(Task statement): All records must be restated word for word.

Records from a dataset:
···
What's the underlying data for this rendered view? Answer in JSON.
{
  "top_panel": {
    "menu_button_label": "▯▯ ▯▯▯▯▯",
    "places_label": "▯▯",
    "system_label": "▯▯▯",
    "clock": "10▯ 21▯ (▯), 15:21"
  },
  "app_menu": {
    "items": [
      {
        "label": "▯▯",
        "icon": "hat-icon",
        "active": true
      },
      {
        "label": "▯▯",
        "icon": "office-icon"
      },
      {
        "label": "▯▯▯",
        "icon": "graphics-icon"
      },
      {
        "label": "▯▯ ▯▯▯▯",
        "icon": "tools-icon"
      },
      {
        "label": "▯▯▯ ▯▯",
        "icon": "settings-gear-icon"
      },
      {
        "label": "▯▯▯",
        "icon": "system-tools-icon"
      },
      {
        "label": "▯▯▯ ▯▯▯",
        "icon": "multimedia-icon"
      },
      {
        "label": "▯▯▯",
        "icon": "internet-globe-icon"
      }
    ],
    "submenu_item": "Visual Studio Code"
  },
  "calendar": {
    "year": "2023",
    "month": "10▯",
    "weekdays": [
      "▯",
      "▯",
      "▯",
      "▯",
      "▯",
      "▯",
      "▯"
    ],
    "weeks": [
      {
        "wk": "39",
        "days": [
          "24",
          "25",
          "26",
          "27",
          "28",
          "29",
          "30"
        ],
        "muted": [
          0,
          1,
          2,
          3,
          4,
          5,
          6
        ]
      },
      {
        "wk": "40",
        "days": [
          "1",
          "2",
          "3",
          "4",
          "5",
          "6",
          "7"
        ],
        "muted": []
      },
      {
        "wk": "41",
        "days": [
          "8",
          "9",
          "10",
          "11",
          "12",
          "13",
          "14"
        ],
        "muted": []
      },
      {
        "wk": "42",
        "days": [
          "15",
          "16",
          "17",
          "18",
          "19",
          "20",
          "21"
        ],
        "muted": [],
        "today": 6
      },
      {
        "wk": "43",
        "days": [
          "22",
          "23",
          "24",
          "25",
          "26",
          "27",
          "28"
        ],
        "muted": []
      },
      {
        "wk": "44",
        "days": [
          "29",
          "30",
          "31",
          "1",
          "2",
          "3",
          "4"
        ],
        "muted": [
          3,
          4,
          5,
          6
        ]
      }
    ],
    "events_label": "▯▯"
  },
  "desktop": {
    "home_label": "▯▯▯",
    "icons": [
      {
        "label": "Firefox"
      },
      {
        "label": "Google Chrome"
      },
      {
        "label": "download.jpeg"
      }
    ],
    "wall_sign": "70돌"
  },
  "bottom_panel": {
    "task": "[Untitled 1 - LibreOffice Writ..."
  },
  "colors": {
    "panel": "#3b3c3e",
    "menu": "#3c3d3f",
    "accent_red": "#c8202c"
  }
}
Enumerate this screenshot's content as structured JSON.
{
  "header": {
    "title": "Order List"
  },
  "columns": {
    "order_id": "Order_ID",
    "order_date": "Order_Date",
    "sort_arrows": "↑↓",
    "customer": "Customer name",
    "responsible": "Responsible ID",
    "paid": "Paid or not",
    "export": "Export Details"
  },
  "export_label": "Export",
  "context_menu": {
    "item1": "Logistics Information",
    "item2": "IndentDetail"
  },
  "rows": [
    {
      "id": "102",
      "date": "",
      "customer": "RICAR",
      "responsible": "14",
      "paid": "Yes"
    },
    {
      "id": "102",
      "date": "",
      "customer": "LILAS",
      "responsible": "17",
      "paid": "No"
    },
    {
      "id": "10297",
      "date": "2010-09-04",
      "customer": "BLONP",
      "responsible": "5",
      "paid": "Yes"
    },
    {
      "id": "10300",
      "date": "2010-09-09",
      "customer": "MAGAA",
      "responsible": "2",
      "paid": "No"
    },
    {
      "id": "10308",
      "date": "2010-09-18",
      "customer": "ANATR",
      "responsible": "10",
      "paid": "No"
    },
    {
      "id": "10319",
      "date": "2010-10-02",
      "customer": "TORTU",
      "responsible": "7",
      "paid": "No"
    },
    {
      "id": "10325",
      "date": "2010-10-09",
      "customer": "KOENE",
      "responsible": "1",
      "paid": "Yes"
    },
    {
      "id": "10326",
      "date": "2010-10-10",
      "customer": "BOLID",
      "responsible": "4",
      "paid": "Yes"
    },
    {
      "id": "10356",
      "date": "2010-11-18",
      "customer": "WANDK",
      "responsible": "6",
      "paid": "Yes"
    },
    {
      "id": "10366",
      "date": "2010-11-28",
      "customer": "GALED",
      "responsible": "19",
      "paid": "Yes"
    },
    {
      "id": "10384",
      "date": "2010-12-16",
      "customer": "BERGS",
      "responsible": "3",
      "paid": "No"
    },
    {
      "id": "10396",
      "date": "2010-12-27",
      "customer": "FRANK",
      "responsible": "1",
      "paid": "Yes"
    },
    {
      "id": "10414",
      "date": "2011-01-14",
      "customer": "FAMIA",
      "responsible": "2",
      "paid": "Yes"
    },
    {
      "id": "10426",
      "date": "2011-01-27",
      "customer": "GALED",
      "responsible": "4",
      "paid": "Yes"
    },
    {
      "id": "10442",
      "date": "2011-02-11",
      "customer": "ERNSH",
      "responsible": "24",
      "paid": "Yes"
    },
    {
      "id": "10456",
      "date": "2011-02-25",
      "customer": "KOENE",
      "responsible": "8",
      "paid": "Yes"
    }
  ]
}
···
(Exercise output):
What's the underlying data for this rendered view? Answer in JSON.
{
  "top_panel": {
    "menu_button_label": "▯▯ ▯▯▯▯▯",
    "places_label": "▯▯",
    "system_label": "▯▯▯",
    "clock": "10▯ 21▯ (▯), 15:21"
  },
  "app_menu": {
    "items": [
      {
        "label": "▯▯",
        "icon": "hat-icon",
        "active": true
      },
      {
        "label": "▯▯",
        "icon": "office-icon"
      },
      {
        "label": "▯▯▯",
        "icon": "graphics-icon"
      },
      {
        "label": "▯▯ ▯▯▯▯",
        "icon": "tools-icon"
      },
      {
        "label": "▯▯▯ ▯▯",
        "icon": "settings-gear-icon"
      },
      {
        "label": "▯▯▯",
        "icon": "system-tools-icon"
      },
      {
        "label": "▯▯▯ ▯▯▯",
        "icon": "multimedia-icon"
      },
      {
        "label": "▯▯▯",
        "icon": "internet-globe-icon"
      }
    ],
    "submenu_item": "Visual Studio Code"
  },
  "calendar": {
    "year": "2023",
    "month": "10▯",
    "weekdays": [
      "▯",
      "▯",
      "▯",
      "▯",
      "▯",
      "▯",
      "▯"
    ],
    "weeks": [
      {
        "wk": "39",
        "days": [
          "24",
          "25",
          "26",
          "27",
          "28",
          "29",
          "30"
        ],
        "muted": [
          0,
          1,
          2,
          3,
          4,
          5,
          6
        ]
      },
      {
        "wk": "40",
        "days": [
          "1",
          "2",
          "3",
          "4",
          "5",
          "6",
          "7"
        ],
        "muted": []
      },
      {
        "wk": "41",
        "days": [
          "8",
          "9",
          "10",
          "11",
          "12",
          "13",
          "14"
        ],
        "muted": []
      },
      {
        "wk": "42",
        "days": [
          "15",
          "16",
          "17",
          "18",
          "19",
          "20",
          "21"
        ],
        "muted": [],
        "today": 6
      },
      {
        "wk": "43",
        "days": [
          "22",
          "23",
          "24",
          "25",
          "26",
          "27",
          "28"
        ],
        "muted": []
      },
      {
        "wk": "44",
        "days": [
          "29",
          "30",
          "31",
          "1",
          "2",
          "3",
          "4"
        ],
        "muted": [
          3,
          4,
          5,
          6
        ]
      }
    ],
    "events_label": "▯▯"
  },
  "desktop": {
    "home_label": "▯▯▯",
    "icons": [
      {
        "label": "Firefox"
      },
      {
        "label": "Google Chrome"
      },
      {
        "label": "download.jpeg"
      }
    ],
    "wall_sign": "70돌"
  },
  "bottom_panel": {
    "task": "[Untitled 1 - LibreOffice Writ..."
  },
  "colors": {
    "panel": "#3b3c3e",
    "menu": "#3c3d3f",
    "accent_red": "#c8202c"
  }
}
Enumerate this screenshot's content as structured JSON.
{
  "header": {
    "title": "Order List"
  },
  "columns": {
    "order_id": "Order_ID",
    "order_date": "Order_Date",
    "sort_arrows": "↑↓",
    "customer": "Customer name",
    "responsible": "Responsible ID",
    "paid": "Paid or not",
    "export": "Export Details"
  },
  "export_label": "Export",
  "context_menu": {
    "item1": "Logistics Information",
    "item2": "IndentDetail"
  },
  "rows": [
    {
      "id": "102",
      "date": "",
      "customer": "RICAR",
      "responsible": "14",
      "paid": "Yes"
    },
    {
      "id": "102",
      "date": "",
      "customer": "LILAS",
      "responsible": "17",
      "paid": "No"
    },
    {
      "id": "10297",
      "date": "2010-09-04",
      "customer": "BLONP",
      "responsible": "5",
      "paid": "Yes"
    },
    {
      "id": "10300",
      "date": "2010-09-09",
      "customer": "MAGAA",
      "responsible": "2",
      "paid": "No"
    },
    {
      "id": "10308",
      "date": "2010-09-18",
      "customer": "ANATR",
      "responsible": "10",
      "paid": "No"
    },
    {
      "id": "10319",
      "date": "2010-10-02",
      "customer": "TORTU",
      "responsible": "7",
      "paid": "No"
    },
    {
      "id": "10325",
      "date": "2010-10-09",
      "customer": "KOENE",
      "responsible": "1",
      "paid": "Yes"
    },
    {
      "id": "10326",
      "date": "2010-10-10",
      "customer": "BOLID",
      "responsible": "4",
      "paid": "Yes"
    },
    {
      "id": "10356",
      "date": "2010-11-18",
      "customer": "WANDK",
      "responsible": "6",
      "paid": "Yes"
    },
    {
      "id": "10366",
      "date": "2010-11-28",
      "customer": "GALED",
      "responsible": "19",
      "paid": "Yes"
    },
    {
      "id": "10384",
      "date": "2010-12-16",
      "customer": "BERGS",
      "responsible": "3",
      "paid": "No"
    },
    {
      "id": "10396",
      "date": "2010-12-27",
      "customer": "FRANK",
      "responsible": "1",
      "paid": "Yes"
    },
    {
      "id": "10414",
      "date": "2011-01-14",
      "customer": "FAMIA",
      "responsible": "2",
      "paid": "Yes"
    },
    {
      "id": "10426",
      "date": "2011-01-27",
      "customer": "GALED",
      "responsible": "4",
      "paid": "Yes"
    },
    {
      "id": "10442",
      "date": "2011-02-11",
      "customer": "ERNSH",
      "responsible": "24",
      "paid": "Yes"
    },
    {
      "id": "10456",
      "date": "2011-02-25",
      "customer": "KOENE",
      "responsible": "8",
      "paid": "Yes"
    }
  ]
}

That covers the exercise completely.